DATA FOR REVIEW:
^^^^^^^^^^^^^^^^
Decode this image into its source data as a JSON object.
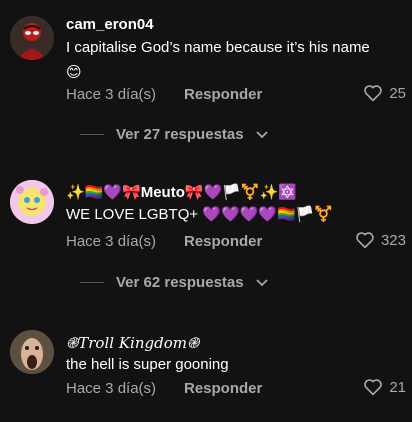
{
  "comments": [
    {
      "username": "cam_eron04",
      "text": "I capitalise God’s name because it’s his name",
      "emoji": "😊",
      "time": "Hace 3 día(s)",
      "reply_label": "Responder",
      "likes": "25",
      "replies_label": "Ver 27 respuestas"
    },
    {
      "username_prefix": "✨🏳️‍🌈💜🎀",
      "username": "Meuto",
      "username_suffix": "🎀💜🏳️⚧️✨🔯",
      "text": "WE LOVE LGBTQ+",
      "text_suffix": "💜💜💜💜🏳️‍🌈🏳️⚧️",
      "time": "Hace 3 día(s)",
      "reply_label": "Responder",
      "likes": "323",
      "replies_label": "Ver 62 respuestas"
    },
    {
      "username": "֎𝑇𝑟𝑜𝑙𝑙 𝐾𝑖𝑛𝑔𝑑𝑜𝑚֎",
      "text": "the hell is super gooning",
      "time": "Hace 3 día(s)",
      "reply_label": "Responder",
      "likes": "21"
    }
  ],
  "icons": {
    "like": "heart-outline-icon",
    "chevron": "chevron-down-icon"
  },
  "colors": {
    "background": "#121212",
    "primary_text": "#ffffff",
    "secondary_text": "#a8a8a8",
    "heart_purple": "#a070f0"
  }
}
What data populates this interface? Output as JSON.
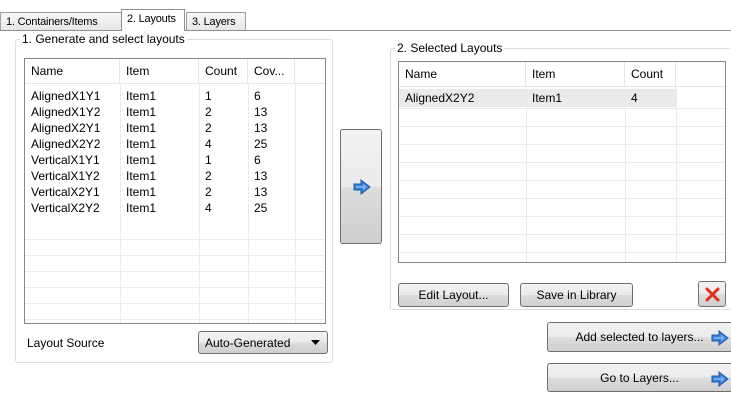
{
  "tabs": [
    {
      "label": "1. Containers/Items"
    },
    {
      "label": "2. Layouts"
    },
    {
      "label": "3. Layers"
    }
  ],
  "generate_group": {
    "title": "1. Generate and select layouts",
    "columns": [
      "Name",
      "Item",
      "Count",
      "Cov..."
    ],
    "rows": [
      [
        "AlignedX1Y1",
        "Item1",
        "1",
        "6"
      ],
      [
        "AlignedX1Y2",
        "Item1",
        "2",
        "13"
      ],
      [
        "AlignedX2Y1",
        "Item1",
        "2",
        "13"
      ],
      [
        "AlignedX2Y2",
        "Item1",
        "4",
        "25"
      ],
      [
        "VerticalX1Y1",
        "Item1",
        "1",
        "6"
      ],
      [
        "VerticalX1Y2",
        "Item1",
        "2",
        "13"
      ],
      [
        "VerticalX2Y1",
        "Item1",
        "2",
        "13"
      ],
      [
        "VerticalX2Y2",
        "Item1",
        "4",
        "25"
      ]
    ],
    "layout_source_label": "Layout Source",
    "layout_source_value": "Auto-Generated"
  },
  "selected_group": {
    "title": "2. Selected Layouts",
    "columns": [
      "Name",
      "Item",
      "Count"
    ],
    "rows": [
      [
        "AlignedX2Y2",
        "Item1",
        "4"
      ]
    ],
    "edit_layout_label": "Edit Layout...",
    "save_library_label": "Save in Library"
  },
  "buttons": {
    "add_selected_label": "Add selected to layers...",
    "go_to_layers_label": "Go to Layers..."
  },
  "colors": {
    "arrow_blue": "#3a7fd5",
    "delete_red": "#e0301e",
    "selected_row": "#eaeaea"
  }
}
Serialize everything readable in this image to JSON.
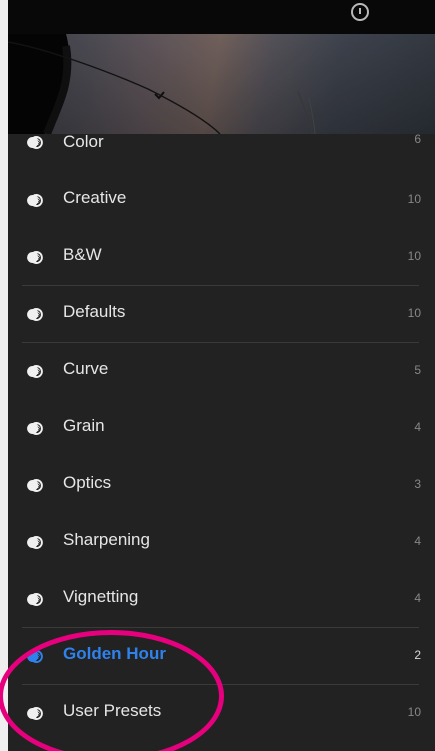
{
  "app": {
    "help_icon_name": "help-icon",
    "selection_color": "#2f82ec",
    "annotation_color": "#e6007e"
  },
  "presets": {
    "items": [
      {
        "label": "Color",
        "count": "6",
        "icon": "preset-icon",
        "selected": false
      },
      {
        "label": "Creative",
        "count": "10",
        "icon": "preset-icon",
        "selected": false
      },
      {
        "label": "B&W",
        "count": "10",
        "icon": "preset-icon",
        "selected": false
      },
      {
        "label": "Defaults",
        "count": "10",
        "icon": "preset-icon",
        "selected": false
      },
      {
        "label": "Curve",
        "count": "5",
        "icon": "preset-icon",
        "selected": false
      },
      {
        "label": "Grain",
        "count": "4",
        "icon": "preset-icon",
        "selected": false
      },
      {
        "label": "Optics",
        "count": "3",
        "icon": "preset-icon",
        "selected": false
      },
      {
        "label": "Sharpening",
        "count": "4",
        "icon": "preset-icon",
        "selected": false
      },
      {
        "label": "Vignetting",
        "count": "4",
        "icon": "preset-icon",
        "selected": false
      },
      {
        "label": "Golden Hour",
        "count": "2",
        "icon": "preset-icon",
        "selected": true
      },
      {
        "label": "User Presets",
        "count": "10",
        "icon": "preset-icon",
        "selected": false
      }
    ]
  }
}
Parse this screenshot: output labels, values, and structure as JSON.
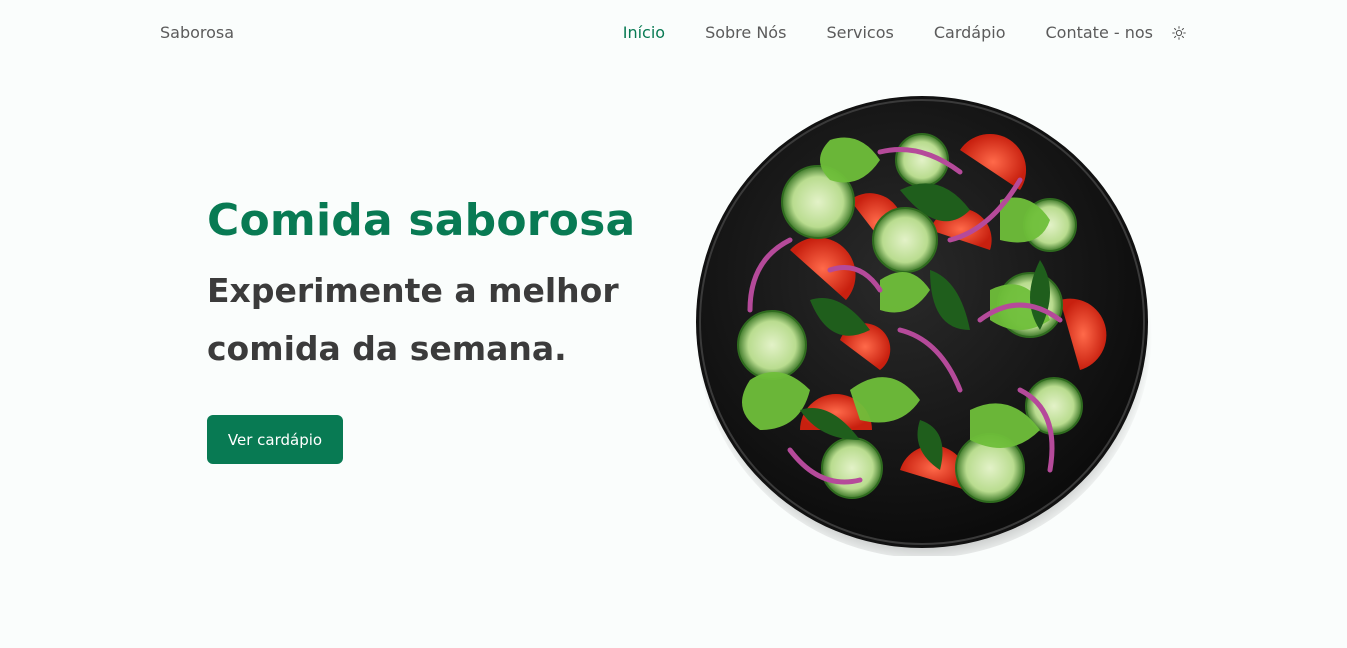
{
  "brand": "Saborosa",
  "nav": {
    "items": [
      {
        "label": "Início",
        "active": true
      },
      {
        "label": "Sobre Nós",
        "active": false
      },
      {
        "label": "Servicos",
        "active": false
      },
      {
        "label": "Cardápio",
        "active": false
      },
      {
        "label": "Contate - nos",
        "active": false
      }
    ],
    "theme_icon": "sun-icon"
  },
  "hero": {
    "title": "Comida saborosa",
    "subtitle_line1": "Experimente a melhor",
    "subtitle_line2": "comida da semana.",
    "cta_label": "Ver cardápio",
    "image": "salad-plate-image"
  },
  "colors": {
    "accent": "#087a53",
    "text": "#3b3b3b",
    "background": "#fafdfc"
  }
}
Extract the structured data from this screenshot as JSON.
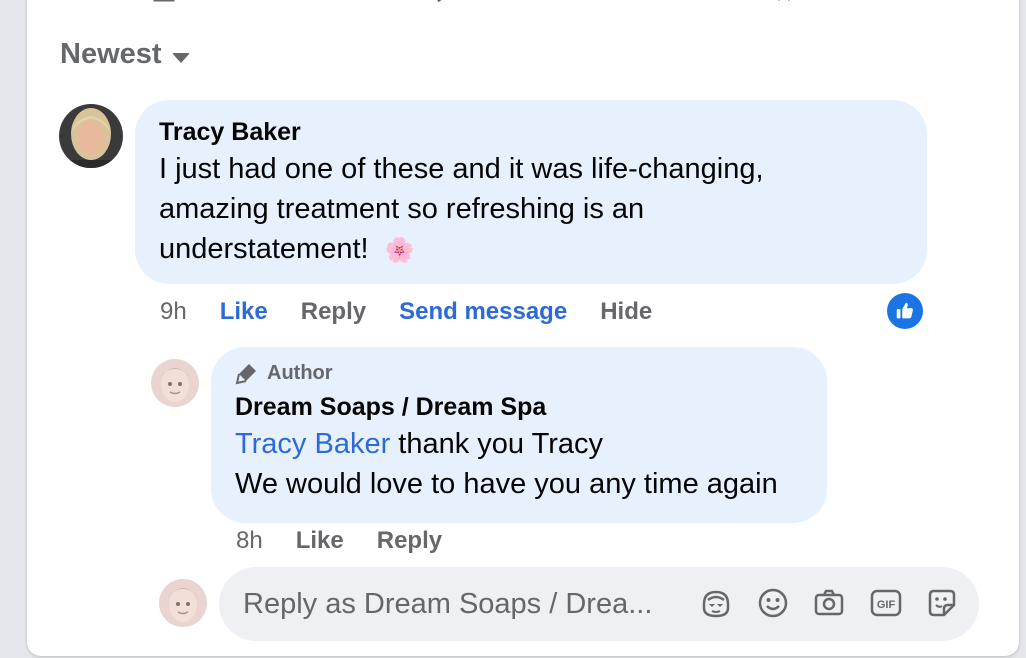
{
  "sort": {
    "label": "Newest"
  },
  "comment": {
    "author": "Tracy Baker",
    "text_lines": [
      "I just had one of these and it was life-changing,",
      "amazing treatment so refreshing is an",
      "understatement!"
    ],
    "emoji": "🌸",
    "time": "9h",
    "like_label": "Like",
    "reply_label": "Reply",
    "send_message_label": "Send message",
    "hide_label": "Hide",
    "reaction_icon": "thumbs-up-icon"
  },
  "reply": {
    "badge": "Author",
    "author": "Dream Soaps / Dream Spa",
    "mention": "Tracy Baker",
    "line1_rest": " thank you Tracy",
    "line2": "We would love to have you any time again",
    "time": "8h",
    "like_label": "Like",
    "reply_label": "Reply"
  },
  "composer": {
    "placeholder": "Reply as Dream Soaps / Drea..."
  },
  "colors": {
    "accent": "#2d6ad7",
    "bubble": "#e7f1fd",
    "muted": "#65676b"
  }
}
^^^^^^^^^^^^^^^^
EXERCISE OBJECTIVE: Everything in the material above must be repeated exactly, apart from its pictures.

RESPONSE:
Decode this image into its source data as a JSON object.
{
  "comments": [
    {
      "username": "cam_eron04",
      "text": "I capitalise God’s name because it’s his name",
      "emoji": "😊",
      "time": "Hace 3 día(s)",
      "reply_label": "Responder",
      "likes": "25",
      "replies_label": "Ver 27 respuestas"
    },
    {
      "username_prefix": "✨🏳️‍🌈💜🎀",
      "username": "Meuto",
      "username_suffix": "🎀💜🏳️⚧️✨🔯",
      "text": "WE LOVE LGBTQ+",
      "text_suffix": "💜💜💜💜🏳️‍🌈🏳️⚧️",
      "time": "Hace 3 día(s)",
      "reply_label": "Responder",
      "likes": "323",
      "replies_label": "Ver 62 respuestas"
    },
    {
      "username": "֎𝑇𝑟𝑜𝑙𝑙 𝐾𝑖𝑛𝑔𝑑𝑜𝑚֎",
      "text": "the hell is super gooning",
      "time": "Hace 3 día(s)",
      "reply_label": "Responder",
      "likes": "21"
    }
  ],
  "icons": {
    "like": "heart-outline-icon",
    "chevron": "chevron-down-icon"
  },
  "colors": {
    "background": "#121212",
    "primary_text": "#ffffff",
    "secondary_text": "#a8a8a8",
    "heart_purple": "#a070f0"
  }
}
What data populates this interface? Output as JSON.
{
  "tabs": [
    {
      "label": "1. Containers/Items"
    },
    {
      "label": "2. Layouts"
    },
    {
      "label": "3. Layers"
    }
  ],
  "generate_group": {
    "title": "1. Generate and select layouts",
    "columns": [
      "Name",
      "Item",
      "Count",
      "Cov..."
    ],
    "rows": [
      [
        "AlignedX1Y1",
        "Item1",
        "1",
        "6"
      ],
      [
        "AlignedX1Y2",
        "Item1",
        "2",
        "13"
      ],
      [
        "AlignedX2Y1",
        "Item1",
        "2",
        "13"
      ],
      [
        "AlignedX2Y2",
        "Item1",
        "4",
        "25"
      ],
      [
        "VerticalX1Y1",
        "Item1",
        "1",
        "6"
      ],
      [
        "VerticalX1Y2",
        "Item1",
        "2",
        "13"
      ],
      [
        "VerticalX2Y1",
        "Item1",
        "2",
        "13"
      ],
      [
        "VerticalX2Y2",
        "Item1",
        "4",
        "25"
      ]
    ],
    "layout_source_label": "Layout Source",
    "layout_source_value": "Auto-Generated"
  },
  "selected_group": {
    "title": "2. Selected Layouts",
    "columns": [
      "Name",
      "Item",
      "Count"
    ],
    "rows": [
      [
        "AlignedX2Y2",
        "Item1",
        "4"
      ]
    ],
    "edit_layout_label": "Edit Layout...",
    "save_library_label": "Save in Library"
  },
  "buttons": {
    "add_selected_label": "Add selected to layers...",
    "go_to_layers_label": "Go to Layers..."
  },
  "colors": {
    "arrow_blue": "#3a7fd5",
    "delete_red": "#e0301e",
    "selected_row": "#eaeaea"
  }
}
Serialize everything readable in this image to JSON.
{
  "app": {
    "help_icon_name": "help-icon",
    "selection_color": "#2f82ec",
    "annotation_color": "#e6007e"
  },
  "presets": {
    "items": [
      {
        "label": "Color",
        "count": "6",
        "icon": "preset-icon",
        "selected": false
      },
      {
        "label": "Creative",
        "count": "10",
        "icon": "preset-icon",
        "selected": false
      },
      {
        "label": "B&W",
        "count": "10",
        "icon": "preset-icon",
        "selected": false
      },
      {
        "label": "Defaults",
        "count": "10",
        "icon": "preset-icon",
        "selected": false
      },
      {
        "label": "Curve",
        "count": "5",
        "icon": "preset-icon",
        "selected": false
      },
      {
        "label": "Grain",
        "count": "4",
        "icon": "preset-icon",
        "selected": false
      },
      {
        "label": "Optics",
        "count": "3",
        "icon": "preset-icon",
        "selected": false
      },
      {
        "label": "Sharpening",
        "count": "4",
        "icon": "preset-icon",
        "selected": false
      },
      {
        "label": "Vignetting",
        "count": "4",
        "icon": "preset-icon",
        "selected": false
      },
      {
        "label": "Golden Hour",
        "count": "2",
        "icon": "preset-icon",
        "selected": true
      },
      {
        "label": "User Presets",
        "count": "10",
        "icon": "preset-icon",
        "selected": false
      }
    ]
  }
}
Parse this screenshot: output labels, values, and structure as JSON.
{
  "brand": "Saborosa",
  "nav": {
    "items": [
      {
        "label": "Início",
        "active": true
      },
      {
        "label": "Sobre Nós",
        "active": false
      },
      {
        "label": "Servicos",
        "active": false
      },
      {
        "label": "Cardápio",
        "active": false
      },
      {
        "label": "Contate - nos",
        "active": false
      }
    ],
    "theme_icon": "sun-icon"
  },
  "hero": {
    "title": "Comida saborosa",
    "subtitle_line1": "Experimente a melhor",
    "subtitle_line2": "comida da semana.",
    "cta_label": "Ver cardápio",
    "image": "salad-plate-image"
  },
  "colors": {
    "accent": "#087a53",
    "text": "#3b3b3b",
    "background": "#fafdfc"
  }
}
Extract the structured data from this screenshot as JSON.
{
  "sort": {
    "label": "Newest"
  },
  "comment": {
    "author": "Tracy Baker",
    "text_lines": [
      "I just had one of these and it was life-changing,",
      "amazing treatment so refreshing is an",
      "understatement!"
    ],
    "emoji": "🌸",
    "time": "9h",
    "like_label": "Like",
    "reply_label": "Reply",
    "send_message_label": "Send message",
    "hide_label": "Hide",
    "reaction_icon": "thumbs-up-icon"
  },
  "reply": {
    "badge": "Author",
    "author": "Dream Soaps / Dream Spa",
    "mention": "Tracy Baker",
    "line1_rest": " thank you Tracy",
    "line2": "We would love to have you any time again",
    "time": "8h",
    "like_label": "Like",
    "reply_label": "Reply"
  },
  "composer": {
    "placeholder": "Reply as Dream Soaps / Drea..."
  },
  "colors": {
    "accent": "#2d6ad7",
    "bubble": "#e7f1fd",
    "muted": "#65676b"
  }
}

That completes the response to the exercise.